**Required work**
In the material below, which lines hold the word "have"? Pick each one out.

**Records for this task**
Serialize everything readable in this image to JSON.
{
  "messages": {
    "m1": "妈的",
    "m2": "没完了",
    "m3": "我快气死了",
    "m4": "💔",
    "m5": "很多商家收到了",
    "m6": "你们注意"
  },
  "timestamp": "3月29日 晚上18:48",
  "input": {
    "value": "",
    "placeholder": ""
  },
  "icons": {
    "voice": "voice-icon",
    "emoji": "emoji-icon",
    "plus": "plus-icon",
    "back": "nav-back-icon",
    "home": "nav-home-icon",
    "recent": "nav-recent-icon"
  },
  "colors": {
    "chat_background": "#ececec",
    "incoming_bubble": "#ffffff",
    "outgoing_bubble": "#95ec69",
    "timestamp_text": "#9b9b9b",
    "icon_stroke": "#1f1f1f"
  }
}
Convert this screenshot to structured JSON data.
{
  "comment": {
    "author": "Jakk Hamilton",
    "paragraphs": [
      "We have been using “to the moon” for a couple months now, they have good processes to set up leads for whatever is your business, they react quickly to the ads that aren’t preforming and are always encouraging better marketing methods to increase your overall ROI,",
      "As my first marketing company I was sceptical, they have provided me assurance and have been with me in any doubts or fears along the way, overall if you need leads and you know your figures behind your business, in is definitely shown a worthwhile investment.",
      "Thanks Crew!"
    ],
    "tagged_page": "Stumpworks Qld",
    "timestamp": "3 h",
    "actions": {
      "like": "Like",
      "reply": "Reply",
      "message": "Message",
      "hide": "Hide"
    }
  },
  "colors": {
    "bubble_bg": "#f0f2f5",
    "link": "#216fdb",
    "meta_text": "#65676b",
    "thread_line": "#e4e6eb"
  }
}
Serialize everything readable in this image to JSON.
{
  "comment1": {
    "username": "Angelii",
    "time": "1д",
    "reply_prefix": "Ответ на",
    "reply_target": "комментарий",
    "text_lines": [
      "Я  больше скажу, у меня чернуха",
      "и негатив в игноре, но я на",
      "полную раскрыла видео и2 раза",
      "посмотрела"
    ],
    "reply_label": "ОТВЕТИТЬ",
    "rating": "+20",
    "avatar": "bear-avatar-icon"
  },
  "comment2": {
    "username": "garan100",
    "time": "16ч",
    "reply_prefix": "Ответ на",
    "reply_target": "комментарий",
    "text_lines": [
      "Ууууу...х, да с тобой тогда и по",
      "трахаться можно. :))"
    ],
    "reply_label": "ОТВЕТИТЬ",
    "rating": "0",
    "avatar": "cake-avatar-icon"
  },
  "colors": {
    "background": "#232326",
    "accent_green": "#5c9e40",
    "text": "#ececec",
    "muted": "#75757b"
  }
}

**Task output**
      "We have been using “to the moon” for a couple months now, they have good processes to set up leads for whatever is your business, they react quickly to the ads that aren’t preforming and are always encouraging better marketing methods to increase your overall ROI,",
      "As my first marketing company I was sceptical, they have provided me assurance and have been with me in any doubts or fears along the way, overall if you need leads and you know your figures behind your business, in is definitely shown a worthwhile investment.",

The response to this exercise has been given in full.